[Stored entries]
= Beginning of Section =
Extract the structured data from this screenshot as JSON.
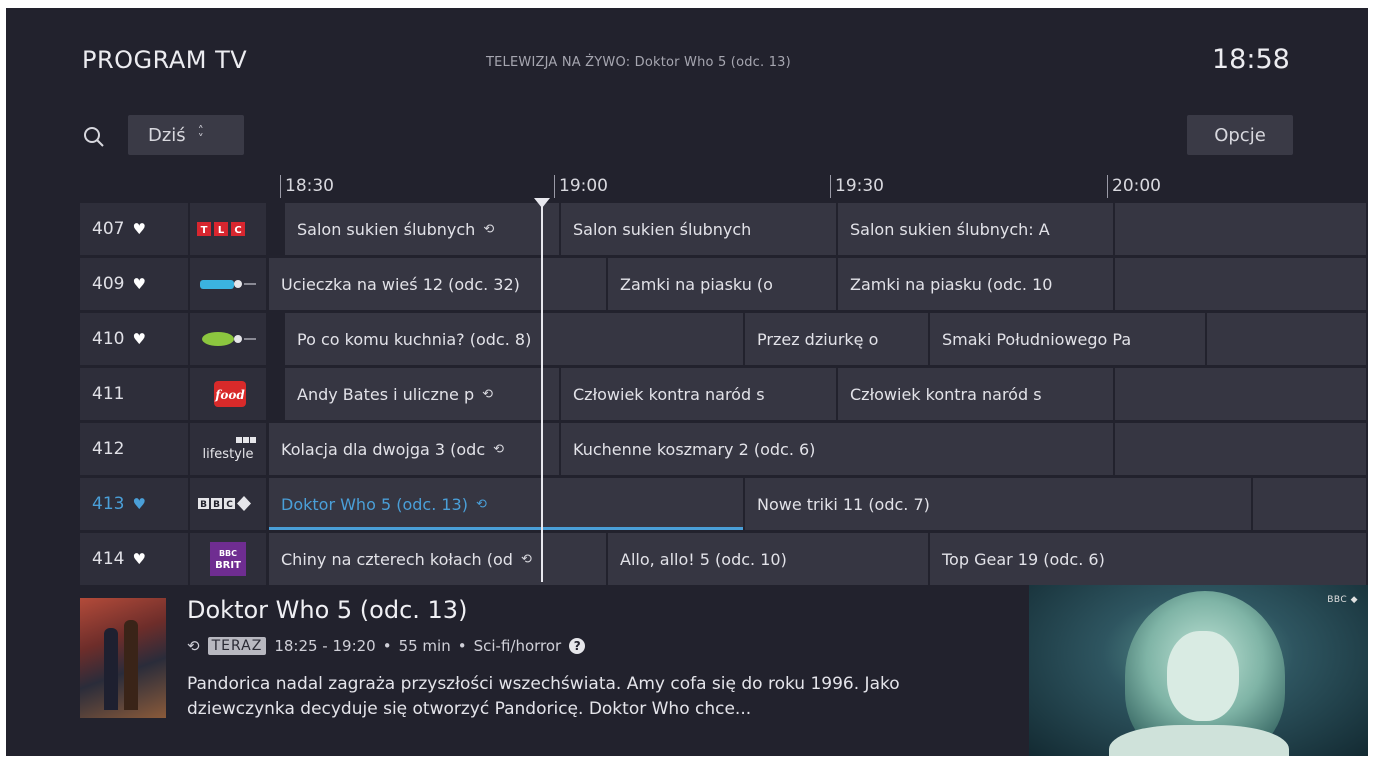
{
  "header": {
    "title": "PROGRAM TV",
    "live_text": "TELEWIZJA NA ŻYWO: Doktor Who 5 (odc. 13)",
    "clock": "18:58"
  },
  "toolbar": {
    "search_icon": "search-icon",
    "day_label": "Dziś",
    "options_label": "Opcje"
  },
  "timeline": [
    "18:30",
    "19:00",
    "19:30",
    "20:00"
  ],
  "channels": [
    {
      "number": "407",
      "logo": "TLC",
      "favorite": true,
      "programs": [
        "Salon sukien ślubnych",
        "Salon sukien ślubnych",
        "Salon sukien ślubnych: A",
        ""
      ]
    },
    {
      "number": "409",
      "logo": "",
      "favorite": true,
      "programs": [
        "Ucieczka na wieś 12 (odc. 32)",
        "Zamki na piasku (o",
        "Zamki na piasku (odc. 10",
        ""
      ]
    },
    {
      "number": "410",
      "logo": "",
      "favorite": true,
      "programs": [
        "Po co komu kuchnia? (odc. 8)",
        "Przez dziurkę o",
        "Smaki Południowego Pa",
        ""
      ]
    },
    {
      "number": "411",
      "logo": "food",
      "favorite": false,
      "programs": [
        "Andy Bates i uliczne p",
        "Człowiek kontra naród s",
        "Człowiek kontra naród s",
        ""
      ]
    },
    {
      "number": "412",
      "logo": "lifestyle",
      "favorite": false,
      "programs": [
        "Kolacja dla dwojga 3 (odc",
        "Kuchenne koszmary 2 (odc. 6)",
        ""
      ]
    },
    {
      "number": "413",
      "logo": "BBC",
      "favorite": true,
      "programs": [
        "Doktor Who 5 (odc. 13)",
        "Nowe triki 11 (odc. 7)",
        ""
      ]
    },
    {
      "number": "414",
      "logo": "BBC BRIT",
      "favorite": true,
      "programs": [
        "Chiny na czterech kołach (od",
        "Allo, allo! 5 (odc. 10)",
        "Top Gear 19 (odc. 6)"
      ]
    }
  ],
  "details": {
    "title": "Doktor Who 5 (odc. 13)",
    "badge": "TERAZ",
    "time": "18:25 - 19:20",
    "duration": "55 min",
    "genre": "Sci-fi/horror",
    "description": "Pandorica nadal zagraża przyszłości wszechświata. Amy cofa się do roku 1996. Jako dziewczynka decyduje się otworzyć Pandoricę. Doktor Who chce..."
  },
  "colors": {
    "background": "#22222d",
    "cell": "#363642",
    "accent": "#4a9fd8"
  }
}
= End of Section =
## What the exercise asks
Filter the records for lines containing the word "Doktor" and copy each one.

## Completed exercise
    "live_text": "TELEWIZJA NA ŻYWO: Doktor Who 5 (odc. 13)",
        "Doktor Who 5 (odc. 13)",
    "title": "Doktor Who 5 (odc. 13)",
    "description": "Pandorica nadal zagraża przyszłości wszechświata. Amy cofa się do roku 1996. Jako dziewczynka decyduje się otworzyć Pandoricę. Doktor Who chce..."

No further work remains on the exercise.